Unless you’ve been somewhere with no Internet or newspapers this past week, you’ve likely heard the FAA ban on the use of portable electronic devices (PEDs) below 10,000 feet is about over.
Once each airline establishes its PED plans, procedures and policies, the FAA will allow each, one by one, to permit its passengers to use their smartphones, tablets, computers and other PEDs from the moment they board their flight through deplaning.
There’s little doubt that by the end of the year all the airlines will permit PED use, gate to gate.
There will continue to be some limitations on the use of PEDs in airplanes. Cellular service, both data and voice, will be prohibited during flights, as they are now. Voice communication using PEDs of any kind will continue to be prohibited inflight, as they are now.
Each airline procedure may be slightly different, but generally, the following new rules will be in place regulating PED use aboard commercial flights:
• Once instructed by the flight crew to turn off PED cellular service until landing is complete, when cellphone use has been historically permitted, all PEDs with cellular service must be put into “airplane mode” or it’s equivalent, where cellular service for voice and data is disabled. Or, the devices must be turned off.
• When flights encounter severe weather and/or low-visibility, passengers must comply with flight crew instructions. They may be told to turn their PEDs off and stow them.
• Heavier PEDs, weighing approximately three pounds or more, such as standard laptops, will generally be required to be safely stowed under seats or in overhead bins during takeoff and landing. They will not be permitted to be stowed in seatback pockets, as they aren’t rated to hold items that heavy. Lighter weight PEDs, books and magazines must be hand-held or put in the seat back pocket during the actual takeoff and landing.
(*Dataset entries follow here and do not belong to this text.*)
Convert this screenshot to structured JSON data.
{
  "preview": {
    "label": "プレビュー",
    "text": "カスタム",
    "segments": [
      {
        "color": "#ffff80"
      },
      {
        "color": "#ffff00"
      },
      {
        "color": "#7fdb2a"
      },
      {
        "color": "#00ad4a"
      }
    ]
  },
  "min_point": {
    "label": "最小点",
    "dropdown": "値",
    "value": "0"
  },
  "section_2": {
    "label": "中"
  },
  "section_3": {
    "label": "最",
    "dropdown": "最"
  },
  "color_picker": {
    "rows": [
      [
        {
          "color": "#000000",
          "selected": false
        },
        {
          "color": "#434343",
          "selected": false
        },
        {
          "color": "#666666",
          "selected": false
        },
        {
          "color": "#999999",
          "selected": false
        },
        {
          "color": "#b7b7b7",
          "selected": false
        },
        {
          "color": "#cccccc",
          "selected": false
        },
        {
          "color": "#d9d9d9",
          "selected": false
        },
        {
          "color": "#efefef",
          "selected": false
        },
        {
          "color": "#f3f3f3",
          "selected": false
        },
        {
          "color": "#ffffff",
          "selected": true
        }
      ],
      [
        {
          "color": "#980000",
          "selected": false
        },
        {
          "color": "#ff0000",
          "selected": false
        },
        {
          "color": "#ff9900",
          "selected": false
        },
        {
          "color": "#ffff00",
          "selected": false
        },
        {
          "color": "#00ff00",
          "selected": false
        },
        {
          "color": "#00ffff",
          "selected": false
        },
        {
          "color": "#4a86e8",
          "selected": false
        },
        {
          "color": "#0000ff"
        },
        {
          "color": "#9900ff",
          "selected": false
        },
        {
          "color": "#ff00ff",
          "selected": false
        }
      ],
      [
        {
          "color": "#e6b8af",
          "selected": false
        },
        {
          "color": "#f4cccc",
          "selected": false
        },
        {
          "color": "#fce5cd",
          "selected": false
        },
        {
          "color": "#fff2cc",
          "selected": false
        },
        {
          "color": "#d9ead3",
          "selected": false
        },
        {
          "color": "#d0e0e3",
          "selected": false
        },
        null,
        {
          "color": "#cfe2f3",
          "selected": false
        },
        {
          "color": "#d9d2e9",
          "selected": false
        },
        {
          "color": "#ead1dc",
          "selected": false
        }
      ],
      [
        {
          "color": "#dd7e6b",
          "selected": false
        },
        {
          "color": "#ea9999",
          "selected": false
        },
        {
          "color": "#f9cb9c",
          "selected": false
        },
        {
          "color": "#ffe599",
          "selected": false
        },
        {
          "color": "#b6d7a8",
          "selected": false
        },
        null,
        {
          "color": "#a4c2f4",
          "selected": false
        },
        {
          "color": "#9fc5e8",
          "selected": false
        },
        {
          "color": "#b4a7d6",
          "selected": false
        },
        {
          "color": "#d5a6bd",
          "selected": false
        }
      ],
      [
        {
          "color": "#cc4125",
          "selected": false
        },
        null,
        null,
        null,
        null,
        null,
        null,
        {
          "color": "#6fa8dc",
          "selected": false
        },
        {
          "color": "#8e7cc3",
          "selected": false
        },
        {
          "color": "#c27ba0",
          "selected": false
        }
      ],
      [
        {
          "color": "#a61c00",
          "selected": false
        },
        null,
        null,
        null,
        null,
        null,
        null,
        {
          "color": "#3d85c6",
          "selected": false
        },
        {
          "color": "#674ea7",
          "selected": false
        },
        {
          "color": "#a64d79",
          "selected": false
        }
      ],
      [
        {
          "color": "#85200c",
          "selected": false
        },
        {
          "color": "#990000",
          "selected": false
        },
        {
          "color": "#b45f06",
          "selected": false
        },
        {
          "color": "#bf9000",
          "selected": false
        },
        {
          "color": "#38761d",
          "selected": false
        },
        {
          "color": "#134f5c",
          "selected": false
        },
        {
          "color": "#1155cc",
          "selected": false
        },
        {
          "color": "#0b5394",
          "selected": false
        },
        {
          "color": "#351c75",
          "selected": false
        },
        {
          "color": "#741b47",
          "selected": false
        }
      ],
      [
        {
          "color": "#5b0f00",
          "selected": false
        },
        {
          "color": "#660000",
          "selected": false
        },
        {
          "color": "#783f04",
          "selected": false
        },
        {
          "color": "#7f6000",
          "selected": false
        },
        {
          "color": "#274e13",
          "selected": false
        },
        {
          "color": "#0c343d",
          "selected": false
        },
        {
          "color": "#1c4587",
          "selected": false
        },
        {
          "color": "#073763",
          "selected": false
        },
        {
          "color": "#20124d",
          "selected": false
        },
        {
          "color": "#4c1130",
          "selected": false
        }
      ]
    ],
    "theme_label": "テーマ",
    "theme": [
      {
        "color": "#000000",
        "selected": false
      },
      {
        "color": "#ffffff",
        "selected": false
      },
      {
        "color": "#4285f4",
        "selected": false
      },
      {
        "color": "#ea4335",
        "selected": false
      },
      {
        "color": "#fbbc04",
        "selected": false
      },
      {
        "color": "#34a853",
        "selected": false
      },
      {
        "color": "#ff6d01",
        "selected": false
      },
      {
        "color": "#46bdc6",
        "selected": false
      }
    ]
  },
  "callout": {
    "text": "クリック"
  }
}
With the new PED rules being quickly implemented, don’t be fooled into thinking you’ll also be able to connect to the Internet, gate to gate, by the end of the year. Gogo WIFI, which states it provides about 82 percent of all inflight Internet access in the US, doesn’t currently work below 10,000 feet, the altitude the FAA permitted for the use of such service in the past. So, if you’re flying American, Delta, United, US Airways, and others, it’s Internet access as usual until new technology is available.
I think this is an appropriate FAA ruling, despite its limitation on standard laptop use.
With weight and luggage limits when flying these days, a lack of decent entertainment on many domestic flights and a desire to try to travel lighter, most air travelers eschewed hardback books long ago and few want to carry even paperbacks and magazines these days. Today, more and more air travelers work and bring their entertainment with them on PEDs. Paper is out. Mp3 players (yes, I still see many when I fly), smartphones, tablets and laptops are in.
Personally, I’m never without my smartphone, and for travel entertainment, nothing’s better than a tablet these days. I store several books and quite a few magazine issues, a couple of newspapers, at least 20 movies and even a few interesting games on my tablet for travel. On short trips, I leave my laptop at home and only take my tablet plus a lightweight Bluetooth enabled keyboard to boost my productivity while using the tablet for work.
I like the new regulations. I’ve carefully chosen the books and magazines on my tablet and in the past I haven’t enjoyed waiting in a plane — sometimes for hours — to take off and get to 10,000 feet before getting the okay to turn my tablet on.
Now that we’ll be able to generally use PEDs gate to gate, I’m already hearing complaints that the new rules don’t go nearly far enough. Some travelers want to be able to to turn airplane cabins into phone booths. They want the phone call restriction lifted, pronto.
I’ve been on record for a long time that I don’t want the FAA to lift the ban on any PED voice communication for air passengers while aloft on commercial flights.
Permitting voice communication inflight via passengers’ PEDs doesn’t make sense to me. I can’t image hearing the din of passengers prattling on their cellphones while I’m trapped listening to them for hours. I know how bad it can get from traveling on Amtrak, where I make a beeline to sit in Amtrak’s “quiet car” whenever possible.
The FAA needs to continue to ban cellular phone calls, and the airlines need to continue to ban WIFI calls on Facetime, Skype, etc., via cellphones, tablets, computers and other PEDs, while inflight. Messaging, text chat and email should be more than enough for those who can’t be “out of touch” for even just a few hours.
For those who want voice communication while inflight, I do have a suggestion.
Considering revenue considerations, I don’t think it’s possible on narrow body aircraft, but the airlines might consider installing one or two small, insulated “phone booths,” on wide body aircraft to use for a per minute fee, for those suffering phone withdrawal or who have legitimate emergency call needs.